Even though some people believe sexism doesn’t exist, Dixie State University women in leadership positions said they have experienced it first-hand in the workplace.
Deborah Decker, assistant director of advisement and president of Utah Women in Higher Education Network, said UHWEN’s purpose is to work toward professional advancement and development of women in higher education with both faculty and staff. As president, Decker looks at turnover rates as to why women don’t continue in their positions, as well as what gender occupies leadership positions.
“If you look at research (and) if you have a mix of genders, you find better solutions; you’re more productive,” Decker said.
As part of goal four of President Biff Williams’ strategic plan, DSU hopes to increase the number of female administrators from 25 percent to 50 percent by fall 2020. Travis Rosenberg, executive director of human resources, said as of November 2017, the total number of full-time female employees is 249, while the total number for men is 305. When it comes to leadership positions with assistant or associate directors and higher, 32.23 percent of these positions on campus are occupied by women.
The strategic plan was implemented in July 2015, so the first amount of data came the spring after.

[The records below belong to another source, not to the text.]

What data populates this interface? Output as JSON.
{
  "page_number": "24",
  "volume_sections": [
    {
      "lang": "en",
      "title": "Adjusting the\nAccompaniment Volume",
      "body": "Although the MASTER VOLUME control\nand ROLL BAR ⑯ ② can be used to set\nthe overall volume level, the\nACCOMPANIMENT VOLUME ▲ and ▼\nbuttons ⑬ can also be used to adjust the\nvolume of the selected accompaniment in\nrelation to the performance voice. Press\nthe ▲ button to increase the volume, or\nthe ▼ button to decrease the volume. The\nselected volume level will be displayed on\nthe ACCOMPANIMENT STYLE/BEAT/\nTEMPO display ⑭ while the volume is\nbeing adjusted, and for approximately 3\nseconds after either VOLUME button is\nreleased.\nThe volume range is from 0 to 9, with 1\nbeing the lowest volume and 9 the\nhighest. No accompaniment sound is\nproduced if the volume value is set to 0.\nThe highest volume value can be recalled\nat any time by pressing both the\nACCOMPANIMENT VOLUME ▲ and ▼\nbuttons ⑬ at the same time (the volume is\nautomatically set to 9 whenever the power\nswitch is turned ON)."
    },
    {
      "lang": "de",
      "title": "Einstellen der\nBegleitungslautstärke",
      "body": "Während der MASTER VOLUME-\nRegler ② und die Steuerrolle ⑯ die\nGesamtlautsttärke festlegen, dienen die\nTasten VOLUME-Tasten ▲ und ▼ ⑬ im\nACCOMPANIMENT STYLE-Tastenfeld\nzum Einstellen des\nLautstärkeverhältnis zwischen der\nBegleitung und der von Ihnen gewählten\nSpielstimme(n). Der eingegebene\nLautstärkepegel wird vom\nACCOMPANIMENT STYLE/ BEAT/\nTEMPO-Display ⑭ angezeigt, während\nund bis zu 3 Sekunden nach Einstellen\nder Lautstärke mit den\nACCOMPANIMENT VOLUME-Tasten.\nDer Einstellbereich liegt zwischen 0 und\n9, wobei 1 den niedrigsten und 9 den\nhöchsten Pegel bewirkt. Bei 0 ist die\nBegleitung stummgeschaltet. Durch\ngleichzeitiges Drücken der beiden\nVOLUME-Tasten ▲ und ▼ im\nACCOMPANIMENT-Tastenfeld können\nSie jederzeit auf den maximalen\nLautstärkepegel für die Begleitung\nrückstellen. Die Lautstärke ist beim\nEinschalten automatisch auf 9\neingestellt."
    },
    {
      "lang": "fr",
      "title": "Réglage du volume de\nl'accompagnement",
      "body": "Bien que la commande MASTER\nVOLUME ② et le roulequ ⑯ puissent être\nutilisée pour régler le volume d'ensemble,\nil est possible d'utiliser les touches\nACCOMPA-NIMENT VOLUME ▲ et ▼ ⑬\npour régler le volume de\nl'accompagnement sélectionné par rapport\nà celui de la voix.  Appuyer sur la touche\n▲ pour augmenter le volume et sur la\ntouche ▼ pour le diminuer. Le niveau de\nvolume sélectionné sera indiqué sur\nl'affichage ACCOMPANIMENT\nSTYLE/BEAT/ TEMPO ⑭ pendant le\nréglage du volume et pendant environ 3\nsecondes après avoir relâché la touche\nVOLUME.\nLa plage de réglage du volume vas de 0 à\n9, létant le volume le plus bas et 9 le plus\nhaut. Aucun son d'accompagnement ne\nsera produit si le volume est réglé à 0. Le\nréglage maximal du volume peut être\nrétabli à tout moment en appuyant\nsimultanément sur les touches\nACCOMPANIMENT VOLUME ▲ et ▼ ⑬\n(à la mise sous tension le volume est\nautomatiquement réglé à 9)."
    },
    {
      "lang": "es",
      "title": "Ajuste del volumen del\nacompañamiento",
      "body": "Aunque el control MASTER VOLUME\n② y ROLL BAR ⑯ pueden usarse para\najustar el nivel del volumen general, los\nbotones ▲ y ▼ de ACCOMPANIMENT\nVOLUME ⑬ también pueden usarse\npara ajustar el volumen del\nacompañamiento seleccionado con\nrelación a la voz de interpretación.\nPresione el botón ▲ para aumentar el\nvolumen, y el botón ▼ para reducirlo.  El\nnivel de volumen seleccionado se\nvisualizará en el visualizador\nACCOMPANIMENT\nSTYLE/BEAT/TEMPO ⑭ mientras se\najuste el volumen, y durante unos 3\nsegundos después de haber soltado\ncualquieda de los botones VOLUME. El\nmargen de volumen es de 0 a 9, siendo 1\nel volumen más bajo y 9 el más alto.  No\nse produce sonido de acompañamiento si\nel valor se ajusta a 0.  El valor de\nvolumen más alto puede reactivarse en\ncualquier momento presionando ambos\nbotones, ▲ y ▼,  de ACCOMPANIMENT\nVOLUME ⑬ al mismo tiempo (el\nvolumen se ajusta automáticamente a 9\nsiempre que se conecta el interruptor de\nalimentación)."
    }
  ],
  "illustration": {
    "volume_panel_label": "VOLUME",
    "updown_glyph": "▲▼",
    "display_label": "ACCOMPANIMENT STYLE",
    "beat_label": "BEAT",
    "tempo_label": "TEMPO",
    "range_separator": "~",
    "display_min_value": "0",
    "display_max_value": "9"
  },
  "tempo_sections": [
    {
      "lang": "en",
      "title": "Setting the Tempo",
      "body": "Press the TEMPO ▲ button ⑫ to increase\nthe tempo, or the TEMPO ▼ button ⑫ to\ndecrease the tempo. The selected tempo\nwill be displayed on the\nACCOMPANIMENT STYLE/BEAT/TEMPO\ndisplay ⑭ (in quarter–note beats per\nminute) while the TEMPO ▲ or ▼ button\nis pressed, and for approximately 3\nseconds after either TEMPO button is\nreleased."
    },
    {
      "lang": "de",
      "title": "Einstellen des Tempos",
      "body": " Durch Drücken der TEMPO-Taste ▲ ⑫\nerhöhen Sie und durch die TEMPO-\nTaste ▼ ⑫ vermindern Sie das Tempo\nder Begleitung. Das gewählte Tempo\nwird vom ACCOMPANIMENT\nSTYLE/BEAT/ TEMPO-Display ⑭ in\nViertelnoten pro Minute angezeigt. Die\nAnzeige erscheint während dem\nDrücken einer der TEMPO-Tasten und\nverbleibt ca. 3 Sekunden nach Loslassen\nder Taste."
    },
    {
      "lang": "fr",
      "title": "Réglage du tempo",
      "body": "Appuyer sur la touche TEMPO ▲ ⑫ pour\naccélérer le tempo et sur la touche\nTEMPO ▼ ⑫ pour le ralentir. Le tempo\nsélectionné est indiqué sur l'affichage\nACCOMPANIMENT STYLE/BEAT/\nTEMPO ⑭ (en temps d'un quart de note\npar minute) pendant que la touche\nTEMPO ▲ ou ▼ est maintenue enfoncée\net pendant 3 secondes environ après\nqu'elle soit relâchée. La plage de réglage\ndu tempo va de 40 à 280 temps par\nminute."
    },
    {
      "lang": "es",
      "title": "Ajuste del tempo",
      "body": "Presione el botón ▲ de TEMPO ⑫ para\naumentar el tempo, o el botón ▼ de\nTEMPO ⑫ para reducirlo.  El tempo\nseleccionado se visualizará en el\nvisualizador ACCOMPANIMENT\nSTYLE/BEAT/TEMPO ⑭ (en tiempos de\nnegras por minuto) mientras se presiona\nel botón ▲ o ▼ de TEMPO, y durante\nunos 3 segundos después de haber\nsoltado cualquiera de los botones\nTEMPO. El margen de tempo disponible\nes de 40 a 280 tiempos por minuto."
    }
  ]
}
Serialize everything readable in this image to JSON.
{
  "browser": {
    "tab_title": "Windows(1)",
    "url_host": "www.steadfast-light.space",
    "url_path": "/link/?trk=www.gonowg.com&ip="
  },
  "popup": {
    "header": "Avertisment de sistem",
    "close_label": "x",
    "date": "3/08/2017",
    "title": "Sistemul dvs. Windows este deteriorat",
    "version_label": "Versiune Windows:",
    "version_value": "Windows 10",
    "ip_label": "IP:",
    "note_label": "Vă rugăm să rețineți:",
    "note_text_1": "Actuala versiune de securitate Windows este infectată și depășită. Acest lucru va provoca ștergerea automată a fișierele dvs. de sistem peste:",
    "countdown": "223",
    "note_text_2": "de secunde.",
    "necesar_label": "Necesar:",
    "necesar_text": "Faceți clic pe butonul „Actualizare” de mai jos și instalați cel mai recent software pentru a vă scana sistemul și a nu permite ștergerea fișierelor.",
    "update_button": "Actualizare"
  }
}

In March 2016, women occupied 29.41 percent of administrative positions.
“We have specific benchmarks that we have been asked to meet with the strategic plan when it comes to the number of minorities, as well as how many women occupy administrative positions,” Rosenberg said. “The good news is we are trending upward.”
Decker said women are more likely to experience sexism in standard positions. Sexism is defined as discriminating against someone based on his or her sex or gender, and Decker said sometimes it’s subtle.
“If you’re the only woman on the committee, and you’re asked to take notes because you’re a woman and for no other reason; that’s sexism,” she said.
Nicole Lavoie, assistant professor of communication, recently accepted a new position as chair of the communication department, which she will officially start in January. Although Lavoie said she believes the culture at DSU is more male dominated, she said she hasn’t experienced any direct or implicated sexism, but she has faced it in her career and as a grad student.
“There were some incidents with faculty when I was a grad student with using terms that were gendered or telling me for example, ‘No, no. Don’t you say anything because you’ll be seen as a bitch; I’ll say something,’” Lavoie said.
Lavoie ended up confronting the man about his behavior and said it wasn’t OK. Both Decker and Lavoie said it’s important for women to stand up for themselves immediately when they experience sexism.
“I think by not saying anything, it allows for that kind of behavior to continue and go unchecked,” Lavoie said.
As for people who don’t believe in sexism, Lavoie said in respect to the workplace, ask yourself if you are evaluating coworkers or employees based solely on their skills and qualities. If not, you need to reevaluate yourself.
Decker said women are more likely to feel like they can succeed in a leadership position if they have a supportive environment or a mentor.
“I see women all of the time who would make great leaders, but they just just haven’t had the opportunities (and) haven’t felt like they can take advantage of them,” Decker said. “I would encourage women to look for those opportunities.”